Data extracts =>
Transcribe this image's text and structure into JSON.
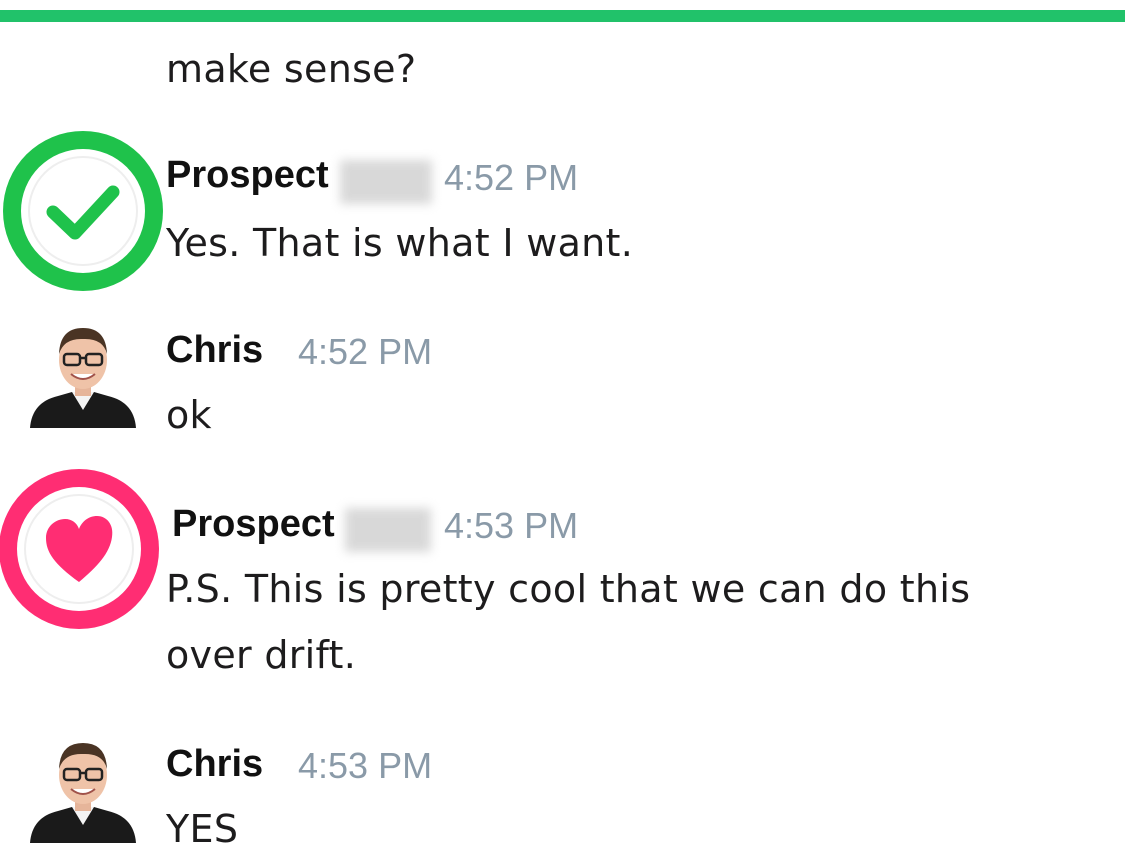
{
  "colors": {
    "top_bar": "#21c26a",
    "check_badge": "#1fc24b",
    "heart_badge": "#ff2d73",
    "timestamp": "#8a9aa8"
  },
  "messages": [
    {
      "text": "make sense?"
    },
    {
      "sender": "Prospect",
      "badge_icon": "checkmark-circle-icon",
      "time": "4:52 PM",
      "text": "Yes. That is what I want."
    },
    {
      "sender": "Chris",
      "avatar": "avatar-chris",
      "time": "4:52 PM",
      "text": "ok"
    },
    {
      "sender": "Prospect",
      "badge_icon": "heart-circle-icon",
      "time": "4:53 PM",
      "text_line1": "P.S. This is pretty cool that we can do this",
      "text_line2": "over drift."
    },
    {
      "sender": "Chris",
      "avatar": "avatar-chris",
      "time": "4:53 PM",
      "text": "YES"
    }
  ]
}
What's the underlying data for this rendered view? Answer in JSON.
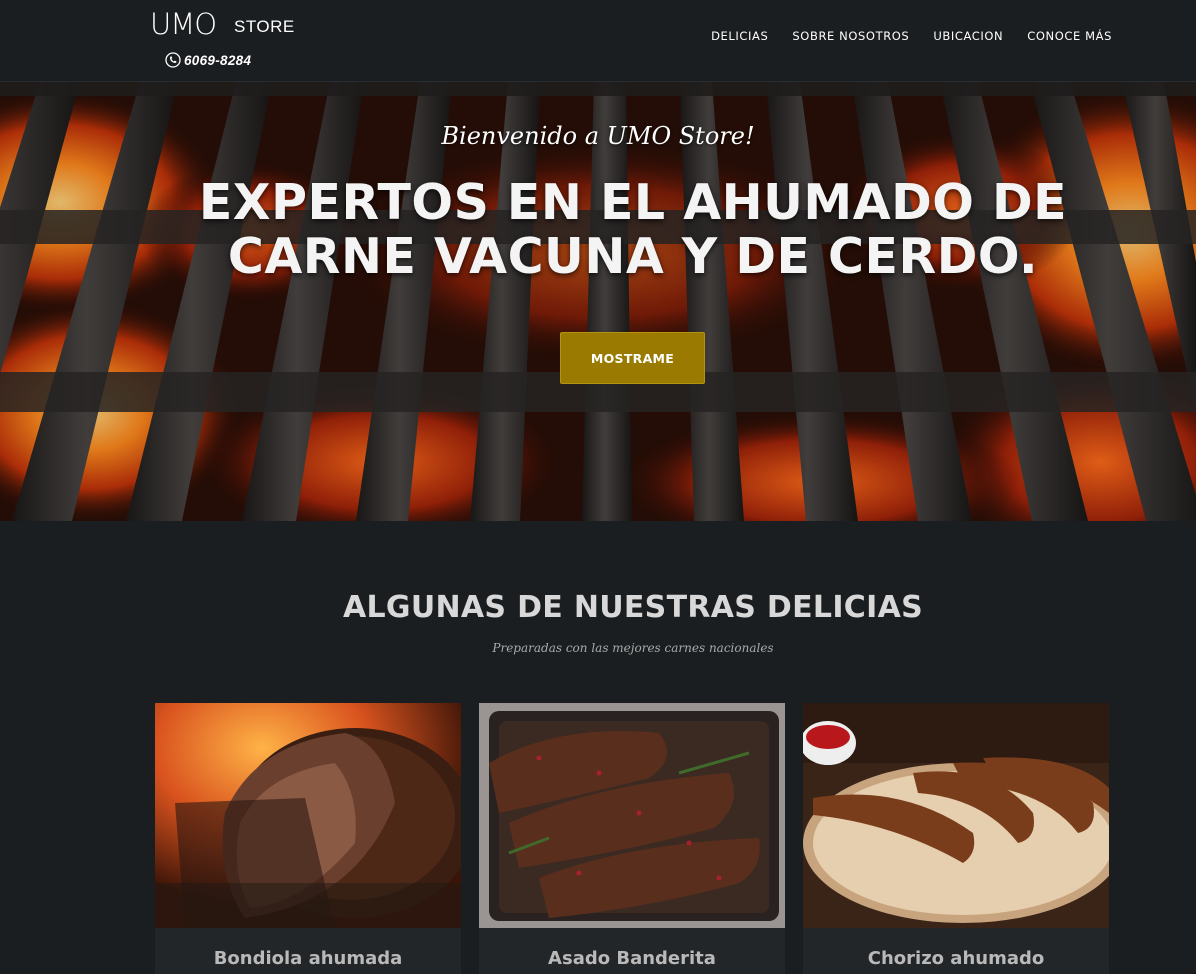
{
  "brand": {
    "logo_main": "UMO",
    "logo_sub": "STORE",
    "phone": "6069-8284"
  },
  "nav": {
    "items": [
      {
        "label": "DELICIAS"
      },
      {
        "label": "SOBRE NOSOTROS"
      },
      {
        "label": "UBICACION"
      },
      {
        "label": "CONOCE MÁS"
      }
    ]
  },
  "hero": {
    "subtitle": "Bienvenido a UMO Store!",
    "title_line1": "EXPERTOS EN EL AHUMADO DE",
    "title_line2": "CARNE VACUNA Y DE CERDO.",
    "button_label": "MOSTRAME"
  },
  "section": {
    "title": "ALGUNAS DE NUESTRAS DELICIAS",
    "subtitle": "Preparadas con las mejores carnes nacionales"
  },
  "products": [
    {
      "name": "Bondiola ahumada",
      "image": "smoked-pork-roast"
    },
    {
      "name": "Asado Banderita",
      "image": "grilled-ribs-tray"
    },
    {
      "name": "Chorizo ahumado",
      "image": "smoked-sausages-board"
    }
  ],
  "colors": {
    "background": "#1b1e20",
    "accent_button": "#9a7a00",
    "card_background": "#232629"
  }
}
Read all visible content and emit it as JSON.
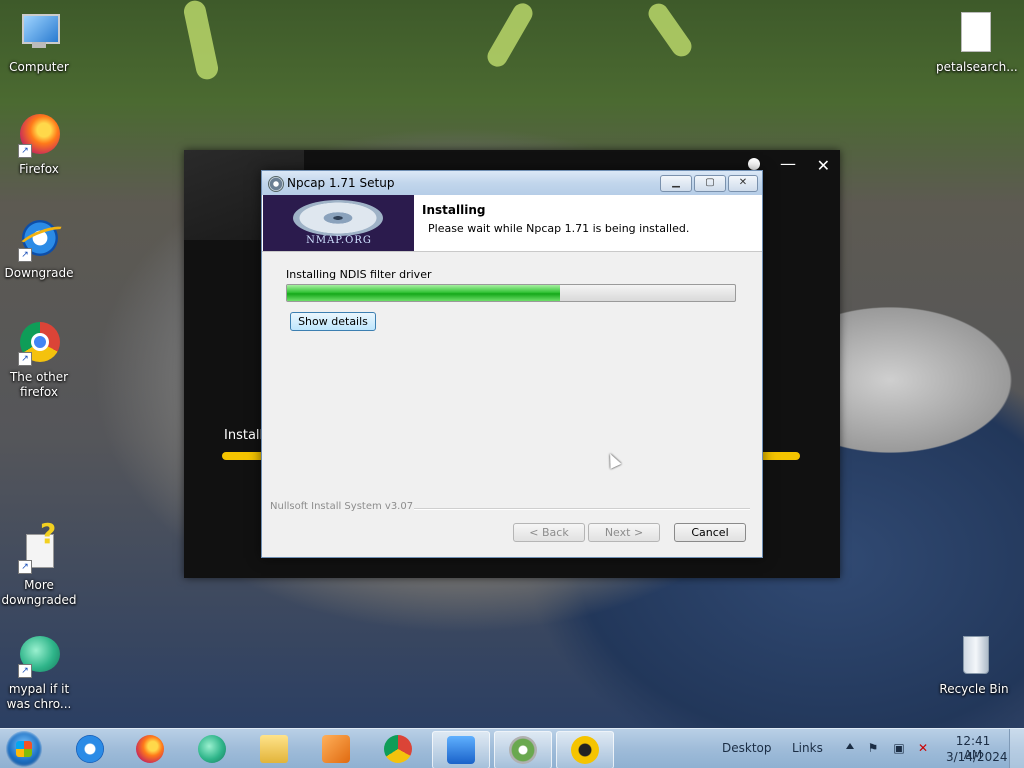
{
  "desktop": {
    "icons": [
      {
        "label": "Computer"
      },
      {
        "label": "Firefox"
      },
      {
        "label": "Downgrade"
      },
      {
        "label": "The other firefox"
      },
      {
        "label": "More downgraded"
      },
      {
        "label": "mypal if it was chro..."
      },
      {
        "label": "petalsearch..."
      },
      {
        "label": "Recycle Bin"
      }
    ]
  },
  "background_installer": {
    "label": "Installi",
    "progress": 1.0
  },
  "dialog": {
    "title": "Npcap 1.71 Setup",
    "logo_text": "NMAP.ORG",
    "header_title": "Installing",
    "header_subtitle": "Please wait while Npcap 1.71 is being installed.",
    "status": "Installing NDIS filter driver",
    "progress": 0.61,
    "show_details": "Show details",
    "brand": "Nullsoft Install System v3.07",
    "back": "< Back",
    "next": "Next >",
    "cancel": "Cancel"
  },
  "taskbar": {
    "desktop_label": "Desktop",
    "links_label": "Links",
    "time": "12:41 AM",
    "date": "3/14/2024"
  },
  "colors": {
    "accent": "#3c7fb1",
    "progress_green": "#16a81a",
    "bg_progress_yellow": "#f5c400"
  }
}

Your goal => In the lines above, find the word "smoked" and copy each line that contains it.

Task response =>
      "image": "smoked-pork-roast"
      "image": "smoked-sausages-board"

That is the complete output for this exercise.